§ **Data extracts**
━━━━━━━━━━━━━━━━━━━━━━━━━━━━━━
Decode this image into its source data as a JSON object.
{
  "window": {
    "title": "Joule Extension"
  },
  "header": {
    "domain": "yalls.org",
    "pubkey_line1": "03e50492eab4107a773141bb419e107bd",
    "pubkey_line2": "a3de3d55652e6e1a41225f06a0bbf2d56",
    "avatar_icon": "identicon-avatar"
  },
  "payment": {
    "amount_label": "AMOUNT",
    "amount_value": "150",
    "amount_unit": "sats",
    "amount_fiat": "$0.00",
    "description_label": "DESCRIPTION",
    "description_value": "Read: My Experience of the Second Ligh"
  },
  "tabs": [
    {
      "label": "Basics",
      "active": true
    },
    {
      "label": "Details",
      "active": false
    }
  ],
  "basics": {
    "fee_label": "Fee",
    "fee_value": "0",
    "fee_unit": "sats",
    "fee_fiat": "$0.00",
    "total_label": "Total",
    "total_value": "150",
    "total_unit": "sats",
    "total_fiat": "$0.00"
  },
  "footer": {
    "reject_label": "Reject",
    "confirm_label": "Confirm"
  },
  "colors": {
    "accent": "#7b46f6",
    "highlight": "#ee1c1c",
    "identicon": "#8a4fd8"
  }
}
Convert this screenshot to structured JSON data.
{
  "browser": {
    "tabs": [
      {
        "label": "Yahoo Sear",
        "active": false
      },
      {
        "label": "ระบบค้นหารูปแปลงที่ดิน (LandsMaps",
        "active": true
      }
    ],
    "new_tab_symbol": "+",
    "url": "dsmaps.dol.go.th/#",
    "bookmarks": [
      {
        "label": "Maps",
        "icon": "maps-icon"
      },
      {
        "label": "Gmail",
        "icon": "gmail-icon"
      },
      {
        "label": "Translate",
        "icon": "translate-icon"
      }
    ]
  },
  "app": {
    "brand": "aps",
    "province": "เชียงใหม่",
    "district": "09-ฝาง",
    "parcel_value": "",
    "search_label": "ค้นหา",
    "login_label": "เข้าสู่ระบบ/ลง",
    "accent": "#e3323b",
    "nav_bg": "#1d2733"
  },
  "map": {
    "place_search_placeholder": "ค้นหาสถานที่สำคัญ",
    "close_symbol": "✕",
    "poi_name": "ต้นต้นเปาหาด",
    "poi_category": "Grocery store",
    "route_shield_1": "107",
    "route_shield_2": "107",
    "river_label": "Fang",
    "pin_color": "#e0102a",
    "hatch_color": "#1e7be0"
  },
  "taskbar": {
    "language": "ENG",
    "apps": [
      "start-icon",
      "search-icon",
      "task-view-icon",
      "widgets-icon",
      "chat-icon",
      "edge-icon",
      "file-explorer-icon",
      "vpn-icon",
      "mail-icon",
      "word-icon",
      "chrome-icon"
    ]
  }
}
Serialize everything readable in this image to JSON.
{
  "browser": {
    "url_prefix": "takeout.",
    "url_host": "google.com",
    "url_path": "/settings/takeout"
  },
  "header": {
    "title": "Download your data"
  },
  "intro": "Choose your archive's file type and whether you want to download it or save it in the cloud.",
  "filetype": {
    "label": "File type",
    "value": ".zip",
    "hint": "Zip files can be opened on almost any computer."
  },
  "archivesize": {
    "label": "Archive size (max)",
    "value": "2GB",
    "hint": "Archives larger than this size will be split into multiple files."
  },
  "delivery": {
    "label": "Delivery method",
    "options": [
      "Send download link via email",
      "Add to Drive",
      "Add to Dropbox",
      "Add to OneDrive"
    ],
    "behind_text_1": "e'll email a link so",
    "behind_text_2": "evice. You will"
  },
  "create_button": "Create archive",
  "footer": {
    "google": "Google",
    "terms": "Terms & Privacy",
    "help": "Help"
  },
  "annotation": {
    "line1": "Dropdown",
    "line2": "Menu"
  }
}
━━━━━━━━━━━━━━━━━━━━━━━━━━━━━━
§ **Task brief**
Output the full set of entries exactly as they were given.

§ **Exercise response**
Decode this image into its source data as a JSON object.
{
  "window": {
    "title": "Joule Extension"
  },
  "header": {
    "domain": "yalls.org",
    "pubkey_line1": "03e50492eab4107a773141bb419e107bd",
    "pubkey_line2": "a3de3d55652e6e1a41225f06a0bbf2d56",
    "avatar_icon": "identicon-avatar"
  },
  "payment": {
    "amount_label": "AMOUNT",
    "amount_value": "150",
    "amount_unit": "sats",
    "amount_fiat": "$0.00",
    "description_label": "DESCRIPTION",
    "description_value": "Read: My Experience of the Second Ligh"
  },
  "tabs": [
    {
      "label": "Basics",
      "active": true
    },
    {
      "label": "Details",
      "active": false
    }
  ],
  "basics": {
    "fee_label": "Fee",
    "fee_value": "0",
    "fee_unit": "sats",
    "fee_fiat": "$0.00",
    "total_label": "Total",
    "total_value": "150",
    "total_unit": "sats",
    "total_fiat": "$0.00"
  },
  "footer": {
    "reject_label": "Reject",
    "confirm_label": "Confirm"
  },
  "colors": {
    "accent": "#7b46f6",
    "highlight": "#ee1c1c",
    "identicon": "#8a4fd8"
  }
}
Convert this screenshot to structured JSON data.
{
  "browser": {
    "tabs": [
      {
        "label": "Yahoo Sear",
        "active": false
      },
      {
        "label": "ระบบค้นหารูปแปลงที่ดิน (LandsMaps",
        "active": true
      }
    ],
    "new_tab_symbol": "+",
    "url": "dsmaps.dol.go.th/#",
    "bookmarks": [
      {
        "label": "Maps",
        "icon": "maps-icon"
      },
      {
        "label": "Gmail",
        "icon": "gmail-icon"
      },
      {
        "label": "Translate",
        "icon": "translate-icon"
      }
    ]
  },
  "app": {
    "brand": "aps",
    "province": "เชียงใหม่",
    "district": "09-ฝาง",
    "parcel_value": "",
    "search_label": "ค้นหา",
    "login_label": "เข้าสู่ระบบ/ลง",
    "accent": "#e3323b",
    "nav_bg": "#1d2733"
  },
  "map": {
    "place_search_placeholder": "ค้นหาสถานที่สำคัญ",
    "close_symbol": "✕",
    "poi_name": "ต้นต้นเปาหาด",
    "poi_category": "Grocery store",
    "route_shield_1": "107",
    "route_shield_2": "107",
    "river_label": "Fang",
    "pin_color": "#e0102a",
    "hatch_color": "#1e7be0"
  },
  "taskbar": {
    "language": "ENG",
    "apps": [
      "start-icon",
      "search-icon",
      "task-view-icon",
      "widgets-icon",
      "chat-icon",
      "edge-icon",
      "file-explorer-icon",
      "vpn-icon",
      "mail-icon",
      "word-icon",
      "chrome-icon"
    ]
  }
}
Serialize everything readable in this image to JSON.
{
  "browser": {
    "url_prefix": "takeout.",
    "url_host": "google.com",
    "url_path": "/settings/takeout"
  },
  "header": {
    "title": "Download your data"
  },
  "intro": "Choose your archive's file type and whether you want to download it or save it in the cloud.",
  "filetype": {
    "label": "File type",
    "value": ".zip",
    "hint": "Zip files can be opened on almost any computer."
  },
  "archivesize": {
    "label": "Archive size (max)",
    "value": "2GB",
    "hint": "Archives larger than this size will be split into multiple files."
  },
  "delivery": {
    "label": "Delivery method",
    "options": [
      "Send download link via email",
      "Add to Drive",
      "Add to Dropbox",
      "Add to OneDrive"
    ],
    "behind_text_1": "e'll email a link so",
    "behind_text_2": "evice. You will"
  },
  "create_button": "Create archive",
  "footer": {
    "google": "Google",
    "terms": "Terms & Privacy",
    "help": "Help"
  },
  "annotation": {
    "line1": "Dropdown",
    "line2": "Menu"
  }
}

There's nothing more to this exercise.